The BepiColombo MPO magnetometer team created a simple sonification of the variability of the total magnetic field as they flew past Venus. The audio captures low-frequency wind-like noises caused by the solar wind and its interaction with Venus. The sudden transition of the spacecraft into the very calm solar wind at the bow shock (the location where the planet’s magnetosphere meets the solar wind) is clearly recorded.
The Solar Orbiter magnetometer team also describes the magnetic field increasing in magnitude due to the compression of the field as they traveled past the flanks of the planet, and then a sharp drop as they crossed the bow shock back into the solar wind again.
And while Solar Orbiter crossed through the tail of the magnetosphere and out of the bow shock into the solar wind, BepiColombo was ‘upstream’, so the teams will know the input magnetic field conditions throughout the encounter to see how Venus has affected the solar wind downstream. It will take many weeks to make a detailed analysis of the two datasets.
Sensors on both BepiColombo MPO and MMO were also monitoring for ions circulating in the magnetosphere and in the close vicinity of Venus. Particles follow electromagnetic fields, and are also strongly related to processes in the ionosphere and atmosphere. For example, the SERENA/PICAM ion particle detector on MPO clearly measured a peak in hydrogen ion density during the closest approach. SERENA is the Search for Exospheric Refilling and Emitted Natural Abundances instrument suite and PICAM is the Planetary Ion Camera.
With the close encounter, MPO’s MErcury Radiometer and Thermal infrared Imaging Spectrometer (MERTIS) could capture spectra of the Venus atmosphere while the planet completely filled its field of view. Such high resolution spectra of Venus have not been obtained since the Venera 15 mission in the early 1980s. A first look at the MERTIS data shows the expected band of carbon dioxide and hints of more spectral features.

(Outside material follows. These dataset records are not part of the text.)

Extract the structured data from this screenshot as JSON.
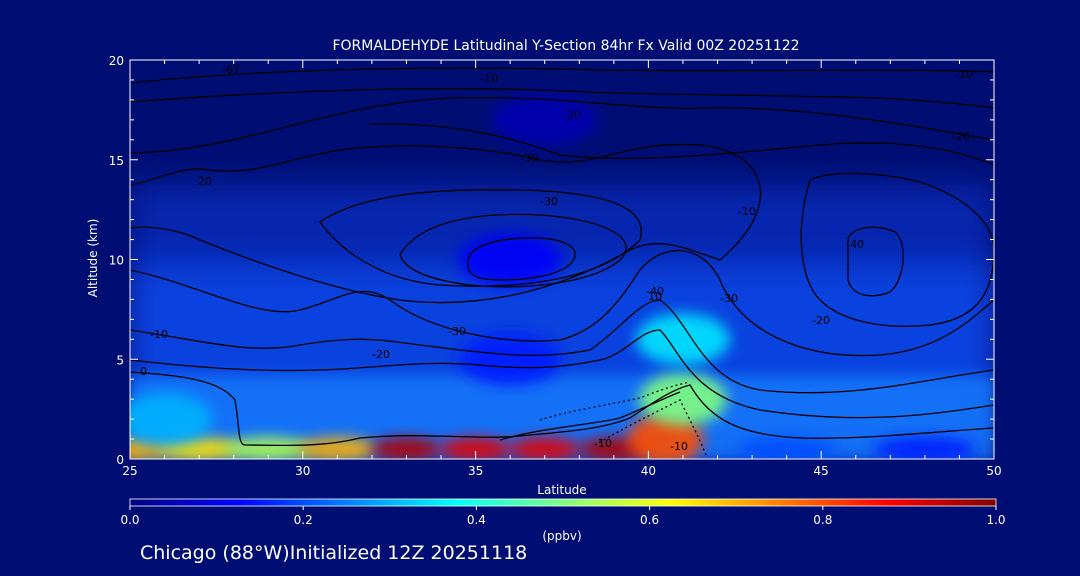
{
  "chart_data": {
    "type": "heatmap",
    "title": "FORMALDEHYDE Latitudinal Y-Section 84hr  Fx Valid 00Z 20251122",
    "xlabel": "Latitude",
    "ylabel": "Altitude (km)",
    "xlim": [
      25,
      50
    ],
    "ylim": [
      0,
      20
    ],
    "x_ticks": [
      25,
      30,
      35,
      40,
      45,
      50
    ],
    "y_ticks": [
      0,
      5,
      10,
      15,
      20
    ],
    "colorbar": {
      "label": "(ppbv)",
      "range": [
        0.0,
        1.0
      ],
      "ticks": [
        "0.0",
        "0.2",
        "0.4",
        "0.6",
        "0.8",
        "1.0"
      ],
      "colors": [
        "#00007f",
        "#0000ff",
        "#0080ff",
        "#00ffff",
        "#80ff80",
        "#ffff00",
        "#ff8000",
        "#ff0000",
        "#7f0000"
      ]
    },
    "concentration_field": [
      {
        "lat": 25,
        "alt": 0.5,
        "value": 0.7
      },
      {
        "lat": 27,
        "alt": 0.5,
        "value": 0.65
      },
      {
        "lat": 29,
        "alt": 0.5,
        "value": 0.55
      },
      {
        "lat": 31,
        "alt": 0.5,
        "value": 0.7
      },
      {
        "lat": 33,
        "alt": 0.5,
        "value": 0.95
      },
      {
        "lat": 35,
        "alt": 0.5,
        "value": 0.9
      },
      {
        "lat": 37,
        "alt": 0.5,
        "value": 0.9
      },
      {
        "lat": 39,
        "alt": 0.5,
        "value": 0.95
      },
      {
        "lat": 40.5,
        "alt": 1.0,
        "value": 0.8
      },
      {
        "lat": 41,
        "alt": 3.0,
        "value": 0.5
      },
      {
        "lat": 41,
        "alt": 6.0,
        "value": 0.35
      },
      {
        "lat": 44,
        "alt": 0.5,
        "value": 0.2
      },
      {
        "lat": 48,
        "alt": 0.5,
        "value": 0.15
      },
      {
        "lat": 26,
        "alt": 2.0,
        "value": 0.3
      },
      {
        "lat": 36,
        "alt": 5.0,
        "value": 0.15
      },
      {
        "lat": 36,
        "alt": 10.0,
        "value": 0.12
      },
      {
        "lat": 37,
        "alt": 17.0,
        "value": 0.05
      }
    ],
    "contour_labels": [
      "-67",
      "-10",
      "-10",
      "-20",
      "-30",
      "-20",
      "20",
      "-30",
      "-40",
      "-40",
      "-30",
      "-20",
      "-10",
      "0",
      "10",
      "-30",
      "-20",
      "-10",
      "10",
      "-10"
    ]
  },
  "footer": {
    "text": "Chicago (88°W)Initialized 12Z 20251118"
  }
}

The detailed analysis revealing the thermal structure in the atmosphere and potentially sulphur dioxide abundance will take many weeks. Apart from the scientific value of this data, it will also help to verify the instrument calibration in preparation for the first thermal infrared observations of Mercury by a spacecraft.
It was not possible to take high-resolution imagery of Venus with the science cameras onboard either mission, but both could use other instruments to capture black-and-white imagery.
Solar Orbiter’s SoloHI imager observed the nightside of Venus in the days before closest approach. SoloHI usually takes images of the solar wind – the stream of charged particles constantly released from the Sun – by capturing the light scattered by electrons in the wind. In the days leading up to the Venus flyby, the telescope caught the dramatic glare of the planet’s dayside. The footage (below) shows Venus moving across the field of view from the left, while the Sun is off camera to the upper right. The planet’s nightside, the part hidden from the Sun, appears as a dark semicircle surrounded by a bright crescent of light.
BepiColombo’s three monitoring cameras captured a series of black-and-white snapshots, starting from the approach over the nightside, through closest approach and in the days after as the planet faded from view. The full set of images from the flyby is available in the Planetary Science Archive.
Where to next?
Solar Orbiter and BepiColombo both have one more flyby this year.
During the night of 1-2 October BepiColombo will see its destination for the first time, making its first of six flybys of Mercury at a distance of just 200 km distance. The two planetary orbiters will be delivered into Mercury orbit in late 2025, tasked with studying all aspects of this mysterious inner planet from its core to surface processes, magnetic field, and exosphere, to better understand the origin and evolution of a planet close to its parent star.
On November 27, Solar Orbiter will make a final flyby of Earth at 460 km, kicking off the start of its main mission. It will continue to make regular flybys of Venus to progressively increase its orbit inclination to best observe the Sun’s uncharted polar regions, which is key to understanding the Sun’s 11 year activity cycle.